● **WORK REQUIRED**
Pictures are to be omitted. Output only the lines from the one containing "What's the underlying" through the end of the data, word for word.

(Entries from a dataset of interfaces)
-------------------------

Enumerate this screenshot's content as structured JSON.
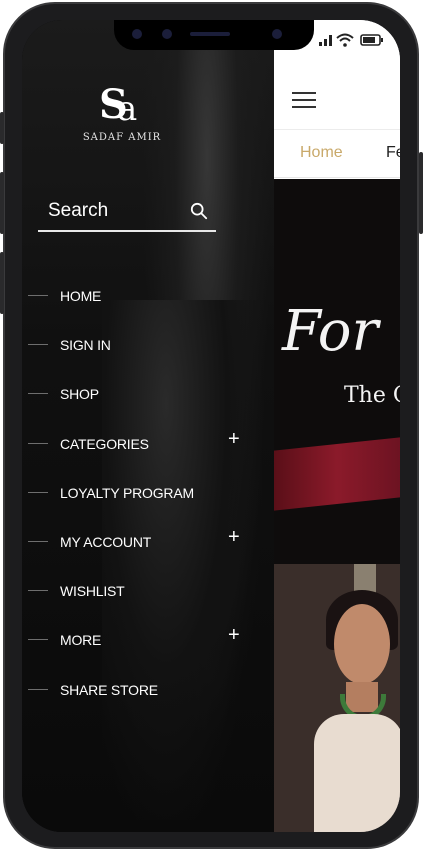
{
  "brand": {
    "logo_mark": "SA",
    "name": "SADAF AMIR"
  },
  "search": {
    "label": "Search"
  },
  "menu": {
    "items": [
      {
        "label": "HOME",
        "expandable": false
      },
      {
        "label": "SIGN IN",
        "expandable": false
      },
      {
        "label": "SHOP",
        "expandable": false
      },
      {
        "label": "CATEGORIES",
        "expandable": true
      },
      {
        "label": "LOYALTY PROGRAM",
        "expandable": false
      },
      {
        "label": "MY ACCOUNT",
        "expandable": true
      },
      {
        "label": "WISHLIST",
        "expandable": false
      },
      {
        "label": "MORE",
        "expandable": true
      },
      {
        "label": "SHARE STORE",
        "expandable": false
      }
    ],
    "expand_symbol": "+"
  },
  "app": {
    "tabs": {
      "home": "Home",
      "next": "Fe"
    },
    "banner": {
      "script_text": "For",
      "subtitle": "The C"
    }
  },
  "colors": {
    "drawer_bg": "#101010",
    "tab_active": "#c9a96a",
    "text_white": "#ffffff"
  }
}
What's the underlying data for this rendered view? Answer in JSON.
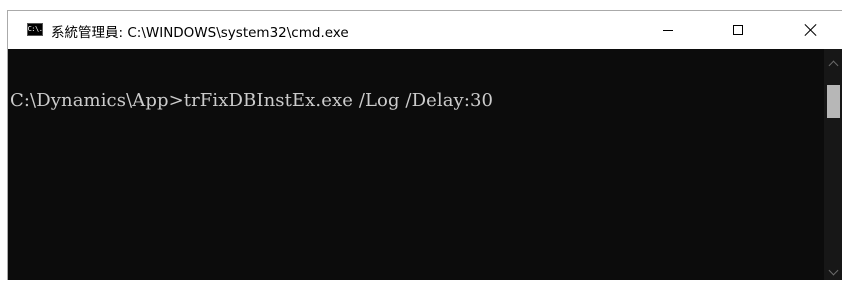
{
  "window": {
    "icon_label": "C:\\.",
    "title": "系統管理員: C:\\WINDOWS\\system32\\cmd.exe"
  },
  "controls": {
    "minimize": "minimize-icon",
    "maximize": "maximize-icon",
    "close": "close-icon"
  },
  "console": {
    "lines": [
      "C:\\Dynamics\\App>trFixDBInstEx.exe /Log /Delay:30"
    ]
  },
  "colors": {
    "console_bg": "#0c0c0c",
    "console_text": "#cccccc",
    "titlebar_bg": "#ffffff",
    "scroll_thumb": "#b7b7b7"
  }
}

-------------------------

● **REPLY TO THE EXERCISE**
What's the underlying data for this rendered view? Answer in JSON.
{
  "window": {
    "icon_label": "C:\\.",
    "title": "系統管理員: C:\\WINDOWS\\system32\\cmd.exe"
  },
  "controls": {
    "minimize": "minimize-icon",
    "maximize": "maximize-icon",
    "close": "close-icon"
  },
  "console": {
    "lines": [
      "C:\\Dynamics\\App>trFixDBInstEx.exe /Log /Delay:30"
    ]
  },
  "colors": {
    "console_bg": "#0c0c0c",
    "console_text": "#cccccc",
    "titlebar_bg": "#ffffff",
    "scroll_thumb": "#b7b7b7"
  }
}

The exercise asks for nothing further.